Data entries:
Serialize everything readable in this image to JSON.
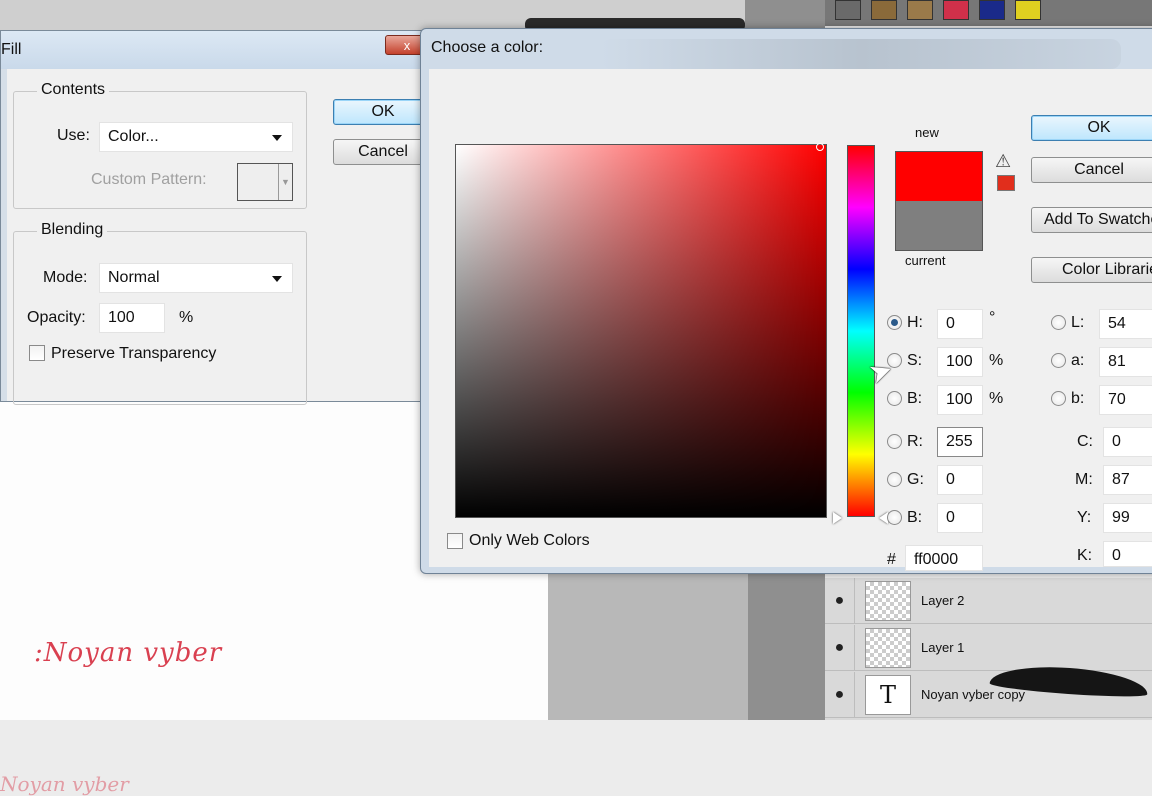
{
  "fill_dialog": {
    "title": "Fill",
    "close_label": "x",
    "ok_label": "OK",
    "cancel_label": "Cancel",
    "contents": {
      "legend": "Contents",
      "use_label": "Use:",
      "use_value": "Color...",
      "custom_pattern_label": "Custom Pattern:"
    },
    "blending": {
      "legend": "Blending",
      "mode_label": "Mode:",
      "mode_value": "Normal",
      "opacity_label": "Opacity:",
      "opacity_value": "100",
      "opacity_unit": "%",
      "preserve_label": "Preserve Transparency"
    }
  },
  "color_picker": {
    "title": "Choose a color:",
    "ok_label": "OK",
    "cancel_label": "Cancel",
    "add_swatches_label": "Add To Swatches",
    "color_libraries_label": "Color Libraries",
    "new_label": "new",
    "current_label": "current",
    "only_web_colors_label": "Only Web Colors",
    "new_color": "#ff0000",
    "current_color": "#7f7f7f",
    "hsb": {
      "h_label": "H:",
      "h_value": "0",
      "h_unit": "°",
      "s_label": "S:",
      "s_value": "100",
      "s_unit": "%",
      "b_label": "B:",
      "b_value": "100",
      "b_unit": "%"
    },
    "rgb": {
      "r_label": "R:",
      "r_value": "255",
      "g_label": "G:",
      "g_value": "0",
      "b_label": "B:",
      "b_value": "0"
    },
    "lab": {
      "l_label": "L:",
      "l_value": "54",
      "a_label": "a:",
      "a_value": "81",
      "b_label": "b:",
      "b_value": "70"
    },
    "cmyk": {
      "c_label": "C:",
      "c_value": "0",
      "m_label": "M:",
      "m_value": "87",
      "y_label": "Y:",
      "y_value": "99",
      "k_label": "K:",
      "k_value": "0"
    },
    "hex_label": "#",
    "hex_value": "ff0000"
  },
  "layers": [
    {
      "name": "Layer 2"
    },
    {
      "name": "Layer 1"
    },
    {
      "name": "Noyan vyber  copy"
    }
  ],
  "canvas": {
    "signature_text": ":Noyan vyber"
  }
}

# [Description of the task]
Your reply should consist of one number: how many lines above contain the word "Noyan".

# [Result for this exercise]
2